Even if a solar duty is imposed, the Indian solar industry will unlikely recover. The scale of the factories are too small and the companies don’t have the technology/expertise to scale up. Even as the Chinese firms have got huge experience thanks to massive government support, the Indian companies have got little experience as they were fighting to survive the onslaught. The $500 million of solar investment in the past 6-7 years is mostly gone to waste as the technology becomes obsolete. Despite terrific potential, the Indian solar industry will remain a non-starter now even if the government does provide support.

The Chinese companies have a big marketshare in USA despite the duties as they have massive scale advantages. USA is not being able to compete with the Chinese, despite being having longer operating history and better technology.

Most of the Chinese factories are built using European and US equipment. India does not have any competitive advantage except low labor costs. This is not enough to help. Like other sectors, India seems destined to a be a large solar product importer due to the shortsightedness of the government and crony capitalism.

The Indian solar developers have formed a strong lobby to allow cheap and low duty imports overpowering the nascent industry. This is the same case in thermal and capital goods imports.

According to a recent study, India has imported more than$500 billion worth of capital goods in the last 10 years. Most of this could have been made locally and prevented the trade deficit crisis.

But a government which runs on the whims and fancies of ministers concerned with their selfish agendas, nothing better can be expected.
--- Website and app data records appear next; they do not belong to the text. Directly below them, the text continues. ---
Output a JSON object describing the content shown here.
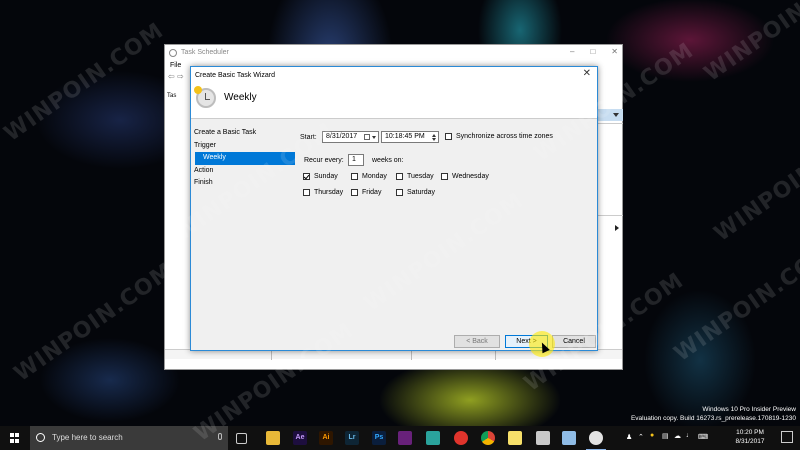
{
  "watermark": "WINPOIN.COM",
  "task_scheduler": {
    "title": "Task Scheduler",
    "menu_file": "File",
    "tree_item": "Tas"
  },
  "wizard": {
    "title": "Create Basic Task Wizard",
    "header_title": "Weekly",
    "steps": [
      {
        "label": "Create a Basic Task",
        "active": false
      },
      {
        "label": "Trigger",
        "active": false
      },
      {
        "label": "Weekly",
        "active": true
      },
      {
        "label": "Action",
        "active": false
      },
      {
        "label": "Finish",
        "active": false
      }
    ],
    "start_label": "Start:",
    "start_date": "8/31/2017",
    "start_time": "10:18:45 PM",
    "sync_label": "Synchronize across time zones",
    "sync_checked": false,
    "recur_label": "Recur every:",
    "recur_value": "1",
    "weeks_on_label": "weeks on:",
    "days": [
      {
        "label": "Sunday",
        "checked": true
      },
      {
        "label": "Monday",
        "checked": false
      },
      {
        "label": "Tuesday",
        "checked": false
      },
      {
        "label": "Wednesday",
        "checked": false
      },
      {
        "label": "Thursday",
        "checked": false
      },
      {
        "label": "Friday",
        "checked": false
      },
      {
        "label": "Saturday",
        "checked": false
      }
    ],
    "buttons": {
      "back": "< Back",
      "next": "Next >",
      "cancel": "Cancel"
    }
  },
  "taskbar": {
    "search_placeholder": "Type here to search",
    "apps": [
      {
        "icon": "task-view-icon",
        "label": ""
      },
      {
        "icon": "file-explorer-icon",
        "label": ""
      },
      {
        "icon": "after-effects-icon",
        "label": "Ae"
      },
      {
        "icon": "illustrator-icon",
        "label": "Ai"
      },
      {
        "icon": "lightroom-icon",
        "label": "Lr"
      },
      {
        "icon": "photoshop-icon",
        "label": "Ps"
      },
      {
        "icon": "visual-studio-icon",
        "label": ""
      },
      {
        "icon": "greenshot-icon",
        "label": ""
      },
      {
        "icon": "opera-icon",
        "label": ""
      },
      {
        "icon": "chrome-icon",
        "label": ""
      },
      {
        "icon": "sticky-notes-icon",
        "label": ""
      },
      {
        "icon": "printer-icon",
        "label": ""
      },
      {
        "icon": "notepad-icon",
        "label": ""
      },
      {
        "icon": "task-scheduler-icon",
        "label": ""
      }
    ],
    "clock_time": "10:20 PM",
    "clock_date": "8/31/2017"
  },
  "desktop_overlay": {
    "line1": "Windows 10 Pro Insider Preview",
    "line2": "Evaluation copy. Build 16273.rs_prerelease.170819-1230"
  },
  "colors": {
    "accent": "#0078d7",
    "taskbar": "#101010",
    "dialog_bg": "#f0f0f0"
  }
}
About author
Sneha is a chartered accountant, having 7+ years of strong experience in Finance & Renewable Energy. Her area of interest & passion is clean tech - Solar & Wind and spends a considerable amount of time in writing about business and clean technology as a writer. She strongly believes in a sustainable and green living and writes in the blog green world investor. ...more